greenhouse

The interior of the NAU research greenhouse has gone from dull to brilliant with streams of sunlight allowed in by re-glazed glass panels, installed thanks to an infusion of funding over the summer. Photo courtesy NAU IDEA Lab

Sunlight streams through re-glazed glass panels at the Northern Arizona University research greenhouse because of research investments by the university.

The same funds provided for 64 new fan motors at the greenhouse and a backup generator at NAU’s Animal Care Facility.

Such improvements enhance NAU’s chances to win research grant awards, and it’s those awards—or at least a portion of them—that generate the dollars in the research investment fund.

The fund, new this year, originates from indirect cost recovery: funds requested as part of a grant application that support infrastructure, such as administration, building use and equipment maintenance. Previously, most funding for research infrastructure came from NAU’s central account.

Not all grants allow for indirect costs. But researchers must include them in their proposals in order to receive them, which is why Laura Huenneke, NAU vice president for Research, is encouraging them to do so. Not everyone, she says, fully realizes the advantages.

“We’re educating faculty about why it’s a good thing to bring in indirect cost recovery,” Huenneke said. “It’s a federally negotiated, audited rate aimed at compensating the university for its very real expenses.” Recovered indirect cost dollars pay the salaries of research support staff and go to the investigators, departments and colleges that generate the grants.

Huenneke administers the research investment fund, which is being used to make improvements in facilities, equipment and maintenance, and in Cline Library’s journal subscriptions. It also is providing matching funds for large new grants and new staff support in several colleges for preparing and managing grant projects.

“Our approach now makes it more transparent to the faculty,” Hueneke said. “Even though times are tough, we are a research university, and we’re trying to create conditions to allow faculty to be successful researchers and scholars.”

Varying rates

Northern Arizona University’s negotiated, federally approved rate of indirect costs for research projects is 49 percent of the direct costs of carrying out a project. The National Institutes of Health generally pay the full indirect cost rate of 49 percent, but the U.S. Department of Education allows only 8 percent, and for state agencies in Arizona, the number is often zero. Under the NIH formula, a $1 million grant could bring $1.49 million total to the university, and the $0.49 million can make real contributions to building capacity and infrastructure.

So far this fiscal year (beginning July 2011), 103 research grant awards have brought $26.75 million to NAU, in addition to $4.5 million in indirect cost recovery, which feeds the research investment fund. In an era of declining state support, the dollar amounts are significant.

At the research greenhouse, manager Brad Blake and plant production manager Phil Patterson faced an aging facility with a drastically reduced maintenance budget.

“We were down to 40 percent light infiltration” in one of the eight greenhouses, Patterson said. “We could shift around plants to better light, but that required water and fertilization changes.”

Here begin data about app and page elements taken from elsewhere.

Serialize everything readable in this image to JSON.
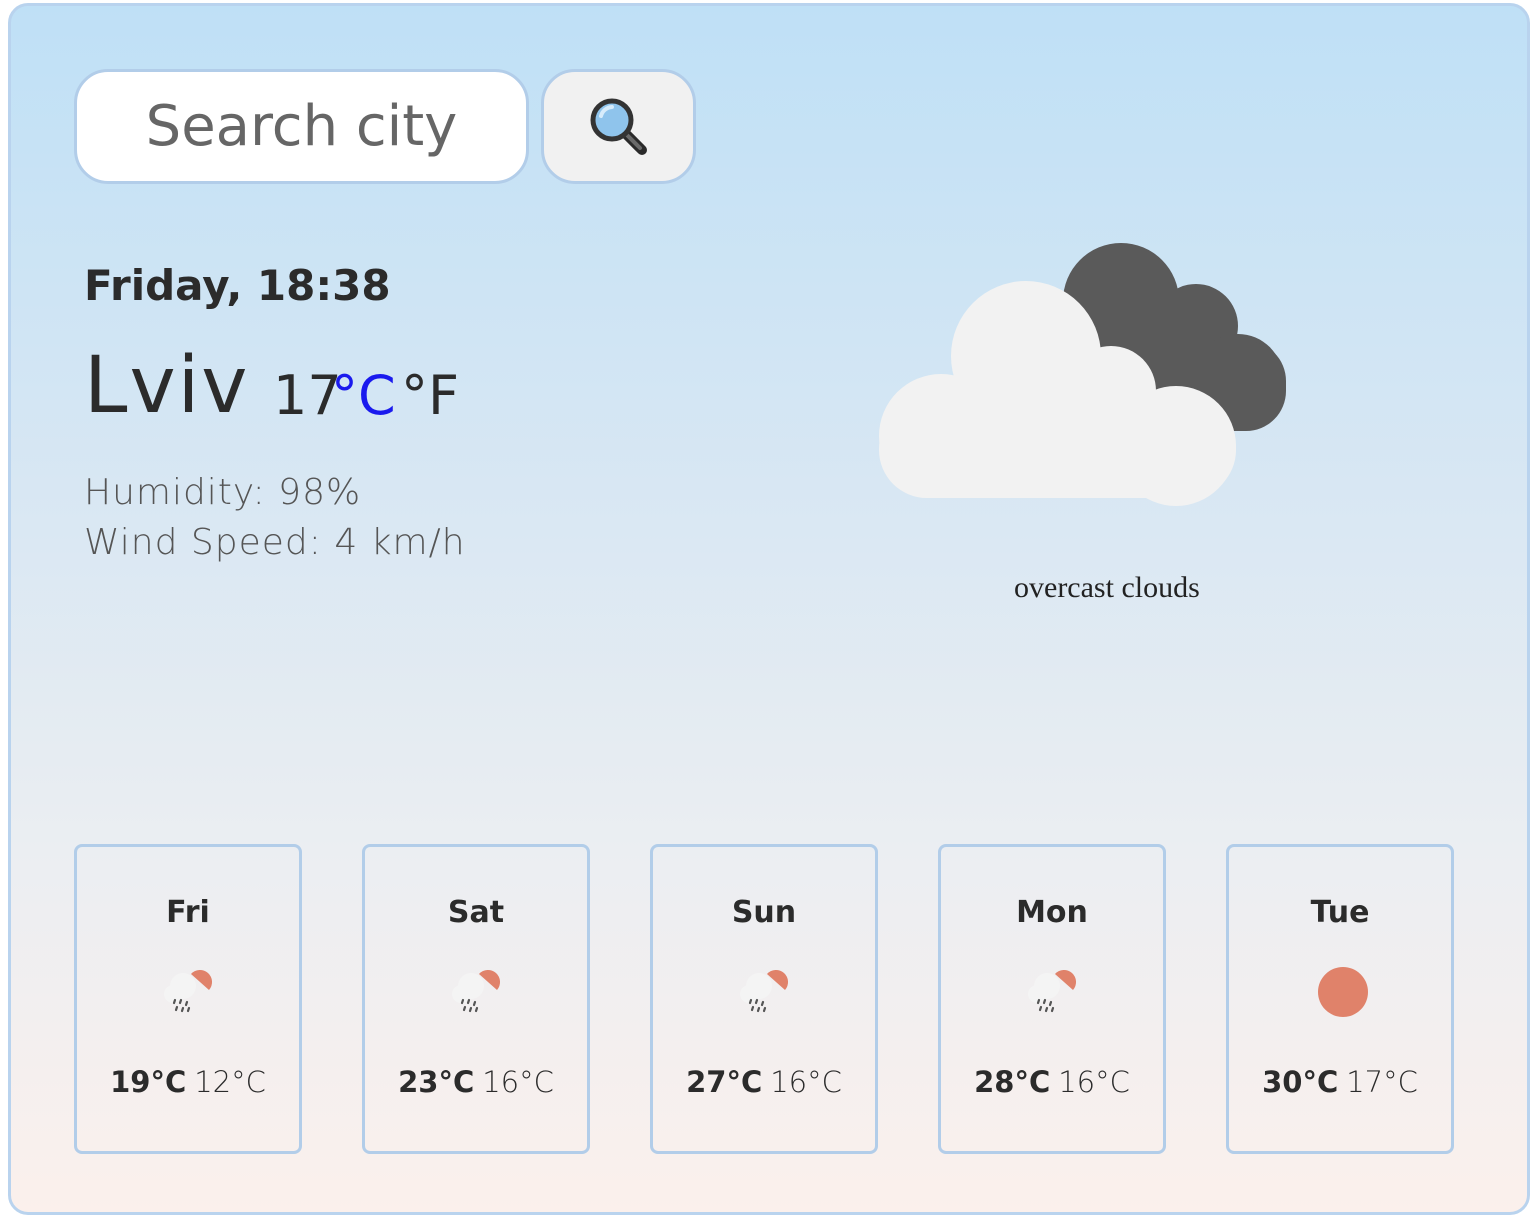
{
  "search": {
    "placeholder": "Search city",
    "button_icon": "magnifier-icon"
  },
  "current": {
    "date": "Friday, 18:38",
    "city": "Lviv",
    "temperature": "17",
    "unit_celsius": "°C",
    "unit_fahrenheit": "°F",
    "humidity": "Humidity:  98%",
    "wind": "Wind Speed: 4 km/h",
    "description": "overcast clouds",
    "icon": "overcast-clouds-icon"
  },
  "forecast": [
    {
      "day": "Fri",
      "max": "19°C",
      "min": "12°C",
      "icon": "rain-sun-icon"
    },
    {
      "day": "Sat",
      "max": "23°C",
      "min": "16°C",
      "icon": "rain-sun-icon"
    },
    {
      "day": "Sun",
      "max": "27°C",
      "min": "16°C",
      "icon": "rain-sun-icon"
    },
    {
      "day": "Mon",
      "max": "28°C",
      "min": "16°C",
      "icon": "rain-sun-icon"
    },
    {
      "day": "Tue",
      "max": "30°C",
      "min": "17°C",
      "icon": "sun-icon"
    }
  ],
  "colors": {
    "accent_unit": "#1a1aee",
    "border": "#b2cde9",
    "sun": "#e0826a",
    "dark_cloud": "#5a5a5a",
    "light_cloud": "#f2f2f2"
  }
}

Those sorts of variables can wreak havoc with research projects of faculty and students. But with an infusion of funding in summer 2011, the greenhouse underwent a re-glazing project that transformed its interiors from dull to brilliant. All eight greenhouses also received new energy-efficient fan motors, a crucial element to maintaining optimum temperatures.

The improvements make the greenhouse complex more attractive as a research site and improve its performance as a service center, growing Ponderosa pine seedlings under contract.

Across campus, infrastructure improvements at the Animal Care Facility may lead to national accreditation. Tom Greene, animal care manager, explained that a new backup generator “will keep the facility operational during any kind of power failure. That’s critical because our primary focal point is the health and welfare of the animals.”

The facility already follows the strict standards of the Office of Lab Animal Welfare Assurance, Greene said, but the generator and other improvements to humidity control may help gain accreditation from the Association for Assessment and Accreditation of Lab Animal Care.

“Having accreditation would deliver a big message to researchers and the community,” Greene said. “Our program abides by the highest standards of animal care and we perform quality research. I hope accreditation makes us more attractive and competitive.”

Huenneke said that same hope drives all the investments being made in research capacity and infrastructure. “Our faculty and students can’t remain competitive for grants, and they can’t succeed in high-impact research, if we don’t keep facilities and equipment up to date. The new research investment fund is filling some of the most important gaps across campus and giving our researchers a greater advantage.”